• Substance Abuse and Mental Health Services Administration, Disaster Distress Helpline: disasterdistress.samhsa.gov/
• Psychology Today: therapists.psychologytoday.com
• GoodTherapy.org: www.goodtherapy.org/
• NetworkTherapy.com: A Mental Health Network: www.networktherapy.com
1. Kessler, R. C., Sonnega, A., Bromet, E., Hughes, M., & Nelson, C. B. (1995). Posttraumatic stress disorder in the National Comorbidity Survey. Archives of General Psychiatry, 52, 1048-1060.
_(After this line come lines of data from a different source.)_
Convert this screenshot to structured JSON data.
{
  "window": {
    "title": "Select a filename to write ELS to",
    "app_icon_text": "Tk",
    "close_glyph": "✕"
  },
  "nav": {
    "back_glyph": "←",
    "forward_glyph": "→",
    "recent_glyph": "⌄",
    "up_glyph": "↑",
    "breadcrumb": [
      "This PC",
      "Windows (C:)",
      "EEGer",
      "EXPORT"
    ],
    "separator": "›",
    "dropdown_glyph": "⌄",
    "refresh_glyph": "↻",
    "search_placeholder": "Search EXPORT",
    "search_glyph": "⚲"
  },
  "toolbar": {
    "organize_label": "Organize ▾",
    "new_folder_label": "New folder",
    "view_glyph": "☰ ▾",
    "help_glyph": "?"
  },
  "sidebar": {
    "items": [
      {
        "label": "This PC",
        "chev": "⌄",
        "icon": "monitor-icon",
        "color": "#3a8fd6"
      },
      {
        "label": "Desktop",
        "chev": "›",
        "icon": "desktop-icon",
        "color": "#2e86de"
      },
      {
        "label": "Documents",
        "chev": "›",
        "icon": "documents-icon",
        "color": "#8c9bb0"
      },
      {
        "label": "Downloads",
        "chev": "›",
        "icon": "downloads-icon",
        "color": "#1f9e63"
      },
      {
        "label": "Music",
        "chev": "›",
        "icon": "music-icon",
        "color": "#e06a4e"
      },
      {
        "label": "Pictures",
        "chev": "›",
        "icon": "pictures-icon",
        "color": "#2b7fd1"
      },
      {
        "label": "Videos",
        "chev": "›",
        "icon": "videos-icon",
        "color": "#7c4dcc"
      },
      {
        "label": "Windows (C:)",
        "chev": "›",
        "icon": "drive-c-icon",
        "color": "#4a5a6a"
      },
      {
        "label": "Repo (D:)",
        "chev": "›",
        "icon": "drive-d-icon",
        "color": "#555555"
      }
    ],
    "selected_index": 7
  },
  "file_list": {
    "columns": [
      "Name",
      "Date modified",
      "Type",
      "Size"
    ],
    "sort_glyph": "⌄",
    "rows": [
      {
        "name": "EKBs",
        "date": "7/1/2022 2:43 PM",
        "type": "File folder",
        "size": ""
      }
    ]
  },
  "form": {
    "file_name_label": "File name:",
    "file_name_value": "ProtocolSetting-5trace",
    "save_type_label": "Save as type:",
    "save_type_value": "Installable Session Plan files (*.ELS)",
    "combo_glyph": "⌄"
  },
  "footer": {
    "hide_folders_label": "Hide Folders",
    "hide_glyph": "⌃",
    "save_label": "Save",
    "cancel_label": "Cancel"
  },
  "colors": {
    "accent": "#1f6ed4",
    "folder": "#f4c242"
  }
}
2. American Psychiatric Association. (2013). Diagnostic and statistical manual of mental disorders (5th ed.). Washington, DC: Author.